> TASK INSTRUCTIONS: The data must be given again exactly as written, with all images omitted.

Website and app data records:
· · ·

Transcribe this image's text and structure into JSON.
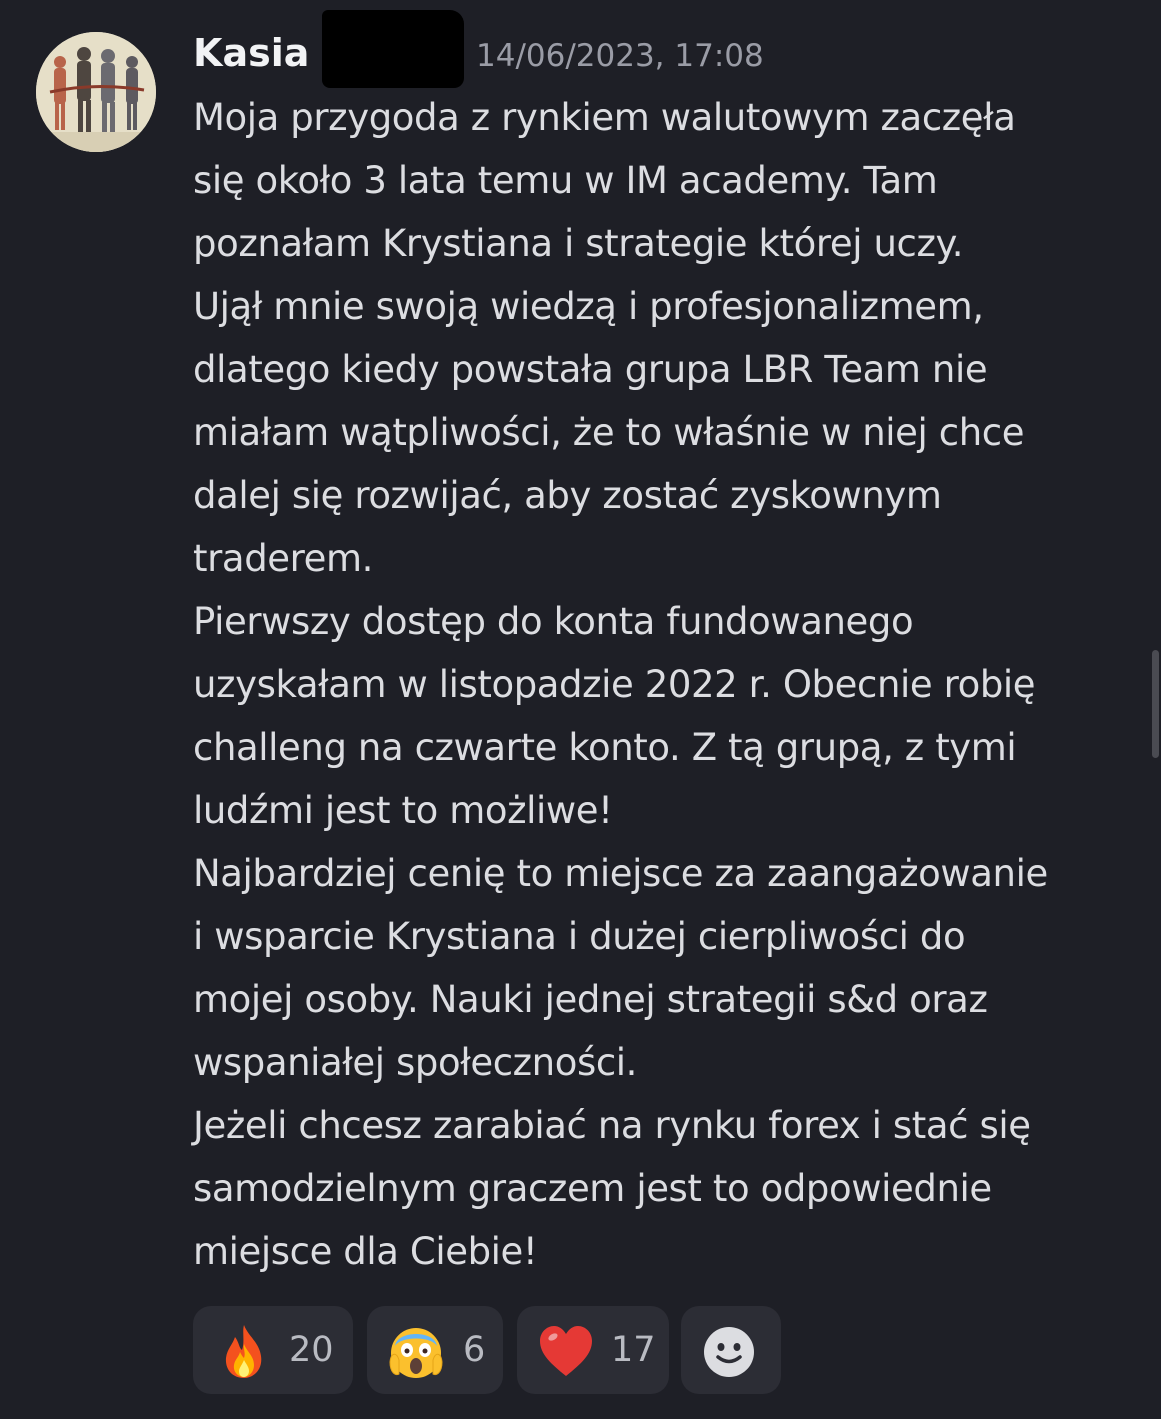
{
  "message": {
    "author": "Kasia B",
    "timestamp": "14/06/2023, 17:08",
    "lines": [
      "Moja przygoda z rynkiem walutowym zaczęła",
      "się około 3 lata temu w IM academy. Tam",
      "poznałam Krystiana i strategie której uczy.",
      "Ujął mnie swoją wiedzą i profesjonalizmem,",
      "dlatego kiedy powstała grupa LBR Team nie",
      "miałam wątpliwości, że to właśnie w niej chce",
      "dalej się rozwijać, aby zostać zyskownym",
      "traderem.",
      "Pierwszy dostęp do konta fundowanego",
      "uzyskałam w listopadzie 2022 r. Obecnie robię",
      "challeng na czwarte konto. Z tą grupą, z tymi",
      "ludźmi jest to możliwe!",
      "Najbardziej cenię to miejsce za zaangażowanie",
      "i wsparcie Krystiana i dużej cierpliwości do",
      "mojej osoby. Nauki jednej strategii s&d oraz",
      "wspaniałej społeczności.",
      "Jeżeli chcesz zarabiać na rynku forex i stać się",
      "samodzielnym graczem jest to odpowiednie",
      "miejsce dla Ciebie!"
    ]
  },
  "reactions": [
    {
      "emoji": "fire-icon",
      "count": "20"
    },
    {
      "emoji": "screaming-face-icon",
      "count": "6"
    },
    {
      "emoji": "red-heart-icon",
      "count": "17"
    },
    {
      "emoji": "add-reaction-icon",
      "count": ""
    }
  ],
  "colors": {
    "background": "#1e1f26",
    "text": "#dcdde1",
    "author": "#f2f3f5",
    "timestamp": "#9a9ca6",
    "reaction_bg": "#2c2d35"
  }
}
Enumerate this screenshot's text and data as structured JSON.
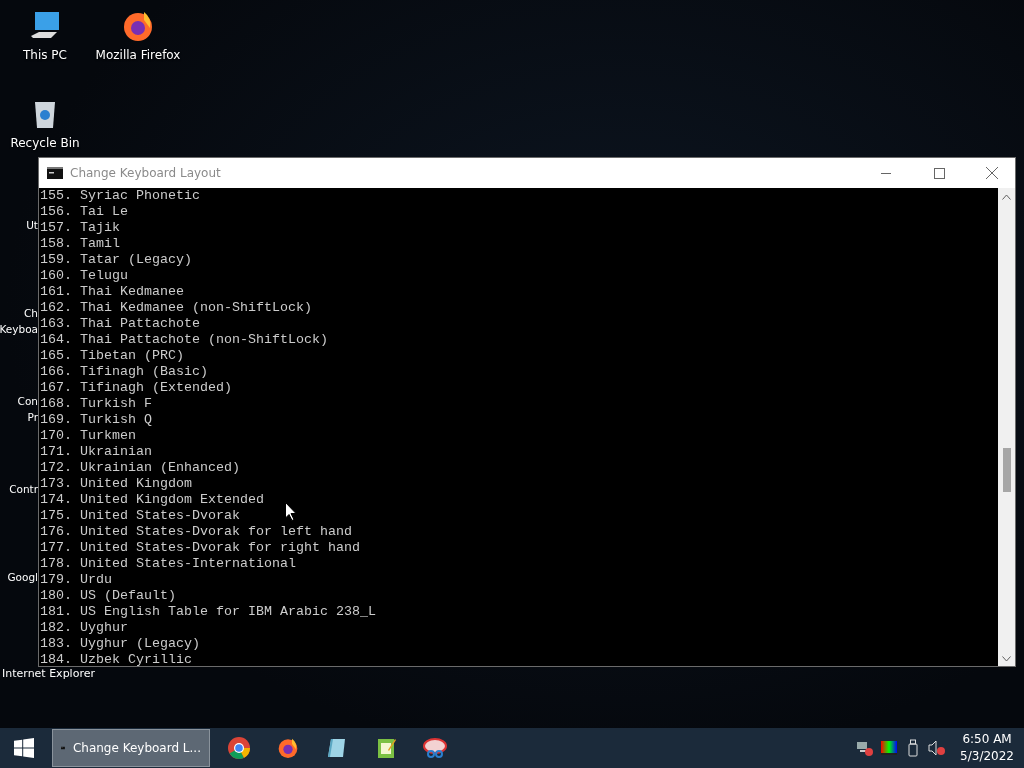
{
  "desktop_icons": [
    {
      "label": "This PC",
      "kind": "pc"
    },
    {
      "label": "Mozilla Firefox",
      "kind": "firefox"
    },
    {
      "label": "Recycle Bin",
      "kind": "bin"
    }
  ],
  "hidden_icon_labels": [
    {
      "lines": [
        "Ut"
      ]
    },
    {
      "lines": [
        "Ch",
        "Keyboa"
      ]
    },
    {
      "lines": [
        "Con",
        "Pr"
      ]
    },
    {
      "lines": [
        "Contr"
      ]
    },
    {
      "lines": [
        "Googl"
      ]
    },
    {
      "lines": [
        "Internet Explorer"
      ]
    }
  ],
  "window": {
    "title": "Change Keyboard Layout"
  },
  "console_lines": [
    "155. Syriac Phonetic",
    "156. Tai Le",
    "157. Tajik",
    "158. Tamil",
    "159. Tatar (Legacy)",
    "160. Telugu",
    "161. Thai Kedmanee",
    "162. Thai Kedmanee (non-ShiftLock)",
    "163. Thai Pattachote",
    "164. Thai Pattachote (non-ShiftLock)",
    "165. Tibetan (PRC)",
    "166. Tifinagh (Basic)",
    "167. Tifinagh (Extended)",
    "168. Turkish F",
    "169. Turkish Q",
    "170. Turkmen",
    "171. Ukrainian",
    "172. Ukrainian (Enhanced)",
    "173. United Kingdom",
    "174. United Kingdom Extended",
    "175. United States-Dvorak",
    "176. United States-Dvorak for left hand",
    "177. United States-Dvorak for right hand",
    "178. United States-International",
    "179. Urdu",
    "180. US (Default)",
    "181. US English Table for IBM Arabic 238_L",
    "182. Uyghur",
    "183. Uyghur (Legacy)",
    "184. Uzbek Cyrillic"
  ],
  "taskbar": {
    "active_task": "Change Keyboard L...",
    "pinned": [
      {
        "kind": "chrome"
      },
      {
        "kind": "firefox"
      },
      {
        "kind": "notes"
      },
      {
        "kind": "editor"
      },
      {
        "kind": "snip"
      }
    ],
    "time": "6:50 AM",
    "date": "5/3/2022"
  }
}
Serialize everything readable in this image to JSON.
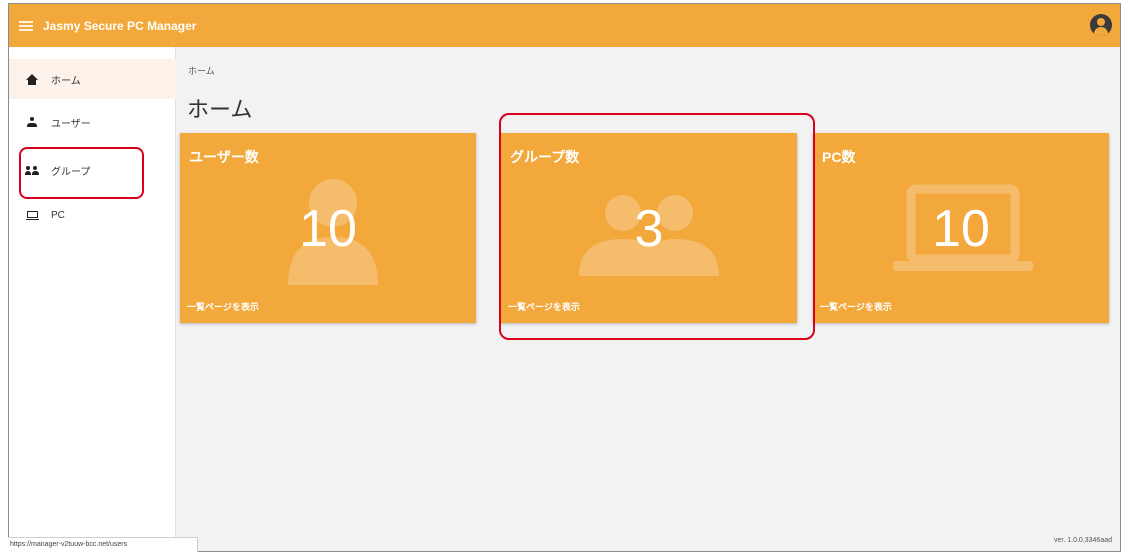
{
  "app": {
    "title": "Jasmy Secure PC Manager"
  },
  "sidebar": {
    "items": [
      {
        "label": "ホーム",
        "icon": "home-icon"
      },
      {
        "label": "ユーザー",
        "icon": "person-icon"
      },
      {
        "label": "グループ",
        "icon": "group-icon"
      },
      {
        "label": "PC",
        "icon": "laptop-icon"
      }
    ]
  },
  "main": {
    "breadcrumb": "ホーム",
    "title": "ホーム",
    "cards": [
      {
        "title": "ユーザー数",
        "value": "10",
        "link": "一覧ページを表示",
        "icon": "person-icon"
      },
      {
        "title": "グループ数",
        "value": "3",
        "link": "一覧ページを表示",
        "icon": "group-icon"
      },
      {
        "title": "PC数",
        "value": "10",
        "link": "一覧ページを表示",
        "icon": "laptop-icon"
      }
    ]
  },
  "statusbar": {
    "url": "https://manager-v2tuuw-bcc.net/users"
  },
  "footer": {
    "version": "ver. 1.0.0.3346aad"
  },
  "colors": {
    "accent": "#f2a83b",
    "highlight": "#d9001b"
  }
}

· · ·

> EXPECTED OUTPUT:
Transcribe this image's text and structure into JSON.
{
  "message": {
    "author": "Kasia B",
    "timestamp": "14/06/2023, 17:08",
    "lines": [
      "Moja przygoda z rynkiem walutowym zaczęła",
      "się około 3 lata temu w IM academy. Tam",
      "poznałam Krystiana i strategie której uczy.",
      "Ujął mnie swoją wiedzą i profesjonalizmem,",
      "dlatego kiedy powstała grupa LBR Team nie",
      "miałam wątpliwości, że to właśnie w niej chce",
      "dalej się rozwijać, aby zostać zyskownym",
      "traderem.",
      "Pierwszy dostęp do konta fundowanego",
      "uzyskałam w listopadzie 2022 r. Obecnie robię",
      "challeng na czwarte konto. Z tą grupą, z tymi",
      "ludźmi jest to możliwe!",
      "Najbardziej cenię to miejsce za zaangażowanie",
      "i wsparcie Krystiana i dużej cierpliwości do",
      "mojej osoby. Nauki jednej strategii s&d oraz",
      "wspaniałej społeczności.",
      "Jeżeli chcesz zarabiać na rynku forex i stać się",
      "samodzielnym graczem jest to odpowiednie",
      "miejsce dla Ciebie!"
    ]
  },
  "reactions": [
    {
      "emoji": "fire-icon",
      "count": "20"
    },
    {
      "emoji": "screaming-face-icon",
      "count": "6"
    },
    {
      "emoji": "red-heart-icon",
      "count": "17"
    },
    {
      "emoji": "add-reaction-icon",
      "count": ""
    }
  ],
  "colors": {
    "background": "#1e1f26",
    "text": "#dcdde1",
    "author": "#f2f3f5",
    "timestamp": "#9a9ca6",
    "reaction_bg": "#2c2d35"
  }
}
Enumerate this screenshot's text and data as structured JSON.
{
  "desktop_icons": [
    {
      "label": "This PC",
      "kind": "pc"
    },
    {
      "label": "Mozilla Firefox",
      "kind": "firefox"
    },
    {
      "label": "Recycle Bin",
      "kind": "bin"
    }
  ],
  "hidden_icon_labels": [
    {
      "lines": [
        "Ut"
      ]
    },
    {
      "lines": [
        "Ch",
        "Keyboa"
      ]
    },
    {
      "lines": [
        "Con",
        "Pr"
      ]
    },
    {
      "lines": [
        "Contr"
      ]
    },
    {
      "lines": [
        "Googl"
      ]
    },
    {
      "lines": [
        "Internet Explorer"
      ]
    }
  ],
  "window": {
    "title": "Change Keyboard Layout"
  },
  "console_lines": [
    "155. Syriac Phonetic",
    "156. Tai Le",
    "157. Tajik",
    "158. Tamil",
    "159. Tatar (Legacy)",
    "160. Telugu",
    "161. Thai Kedmanee",
    "162. Thai Kedmanee (non-ShiftLock)",
    "163. Thai Pattachote",
    "164. Thai Pattachote (non-ShiftLock)",
    "165. Tibetan (PRC)",
    "166. Tifinagh (Basic)",
    "167. Tifinagh (Extended)",
    "168. Turkish F",
    "169. Turkish Q",
    "170. Turkmen",
    "171. Ukrainian",
    "172. Ukrainian (Enhanced)",
    "173. United Kingdom",
    "174. United Kingdom Extended",
    "175. United States-Dvorak",
    "176. United States-Dvorak for left hand",
    "177. United States-Dvorak for right hand",
    "178. United States-International",
    "179. Urdu",
    "180. US (Default)",
    "181. US English Table for IBM Arabic 238_L",
    "182. Uyghur",
    "183. Uyghur (Legacy)",
    "184. Uzbek Cyrillic"
  ],
  "taskbar": {
    "active_task": "Change Keyboard L...",
    "pinned": [
      {
        "kind": "chrome"
      },
      {
        "kind": "firefox"
      },
      {
        "kind": "notes"
      },
      {
        "kind": "editor"
      },
      {
        "kind": "snip"
      }
    ],
    "time": "6:50 AM",
    "date": "5/3/2022"
  }
}
Serialize everything readable in this image to JSON.
{
  "app": {
    "title": "Jasmy Secure PC Manager"
  },
  "sidebar": {
    "items": [
      {
        "label": "ホーム",
        "icon": "home-icon"
      },
      {
        "label": "ユーザー",
        "icon": "person-icon"
      },
      {
        "label": "グループ",
        "icon": "group-icon"
      },
      {
        "label": "PC",
        "icon": "laptop-icon"
      }
    ]
  },
  "main": {
    "breadcrumb": "ホーム",
    "title": "ホーム",
    "cards": [
      {
        "title": "ユーザー数",
        "value": "10",
        "link": "一覧ページを表示",
        "icon": "person-icon"
      },
      {
        "title": "グループ数",
        "value": "3",
        "link": "一覧ページを表示",
        "icon": "group-icon"
      },
      {
        "title": "PC数",
        "value": "10",
        "link": "一覧ページを表示",
        "icon": "laptop-icon"
      }
    ]
  },
  "statusbar": {
    "url": "https://manager-v2tuuw-bcc.net/users"
  },
  "footer": {
    "version": "ver. 1.0.0.3346aad"
  },
  "colors": {
    "accent": "#f2a83b",
    "highlight": "#d9001b"
  }
}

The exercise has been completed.